The Communications and Technology Subcommittee, chaired by Rep. Greg Walden (R-OR), and the Commerce, Manufacturing, and Trade Subcommittee, chaired by Rep. Michael C. Burgess, M.D. (R-TX), on Wednesday held a hearing examining the recent series of Internet of Things (IoT) connected device-based distributed denial of service (DDoS) attacks.
In October, hackers exploited insecure IoT devices to launch a DDoS attack against global Internet routing company Dyn that resulted in thousands of consumers being unable to connect with Netflix, Twitter, CNN, and other well-known websites.
“How do we create a national framework where the stakeholders are really driving this in real time…and where we don’t lock certain requirements into statute?” Chairman Walden asked the witnesses.
In his testimony, Dale Drew, Senior Vice President and Chief Security Officer at Level 3 Communications pointed out some of the security failures of IoT devices:
“Some devices utilize default and easily-identifiable passwords that hackers can exploit. Others utilize hard-coded credentials that users are not able to change. Many devices also lack the capability of updating their firmware, forcing consumers to monitor for and install updates themselves. The global nature of the IoT device marketplace means many products are manufactured in and shipped to foreign countries that have yet to embrace sound cybersecurity practices. IoT devices also are particularly attractive targets because users often have little way to know when they have been compromised.”
According to Drew, “The primary motivation for these attacks appears to be financial. Hackers utilize DDoS to overwhelm a business, threatening to take their business offline unless they pay a ransom to the attacker.”
He urged for a more proactive form of defense, saying “…we have decided to be proactive about protecting our backbone, our customers, and the global internet as a whole.”
In his testimony, Adjunct Lecturer, Kennedy School of Government, Harvard University, and Fellow, Berkman Klein Center, Harvard University pointed out what he called a “market failure.”

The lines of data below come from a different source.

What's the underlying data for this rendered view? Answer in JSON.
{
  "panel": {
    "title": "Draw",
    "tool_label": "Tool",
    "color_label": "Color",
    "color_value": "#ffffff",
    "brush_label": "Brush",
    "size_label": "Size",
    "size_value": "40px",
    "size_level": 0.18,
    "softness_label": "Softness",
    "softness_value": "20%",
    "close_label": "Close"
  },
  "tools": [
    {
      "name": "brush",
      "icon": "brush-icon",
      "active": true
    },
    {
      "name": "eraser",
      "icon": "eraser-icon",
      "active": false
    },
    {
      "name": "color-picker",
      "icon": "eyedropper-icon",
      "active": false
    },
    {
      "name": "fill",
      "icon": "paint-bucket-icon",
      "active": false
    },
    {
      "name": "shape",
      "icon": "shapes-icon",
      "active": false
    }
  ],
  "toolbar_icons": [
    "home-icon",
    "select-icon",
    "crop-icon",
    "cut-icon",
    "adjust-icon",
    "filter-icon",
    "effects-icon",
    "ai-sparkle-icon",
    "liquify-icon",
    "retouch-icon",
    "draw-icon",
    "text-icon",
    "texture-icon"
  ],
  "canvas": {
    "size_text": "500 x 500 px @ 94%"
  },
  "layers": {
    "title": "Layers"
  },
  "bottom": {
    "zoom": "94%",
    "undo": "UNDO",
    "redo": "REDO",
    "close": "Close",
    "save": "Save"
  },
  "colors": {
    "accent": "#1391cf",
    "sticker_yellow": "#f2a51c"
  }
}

“…neither the seller nor the buyer of those devices cares about fixing the vulnerability. The owners of those devices don’t care. They wanted a webcam — or thermostat, or refrigerator — with nice features at a good price. Even after they were recruited into this botnet, they still work fine — you can’t even tell they were used in the attack. The sellers of those devices don’t care: They’ve already moved on to selling newer and better models. There is no market solution because the insecurity primarily affects other people. It’s a form of invisible pollution.”
Chairman Burgess noted the importance of leadership from industry, stating, “The balance between functionality and security is not going to be resolved in the near term. The culture surrounding personal cybersecurity must change to ensure the Internet of Things is not vulnerable to a single device. Government is never going to have the man power or resources to address all of these challenges as they come up – which is why we need industry to take the lead.”
“How do we make ourselves more secure without sacrificing the benefits of innovation and technological advances? The knee-jerk reaction might be to regulate the IoT, and while I am not taking that off the table, the question is whether we need a more holistic approach,” concluded Chairman Walden.
“Any sustainable and effective solution will require input from all members of the ecosystem for the so-called “Internet of Things.” We’ll need a concerted effort to improve not only device security, but also coordinate network security and improve the relationships between industry, government, and security researchers. We’re all in this together and will need to take responsibility for securing the Internet of Things,” he added.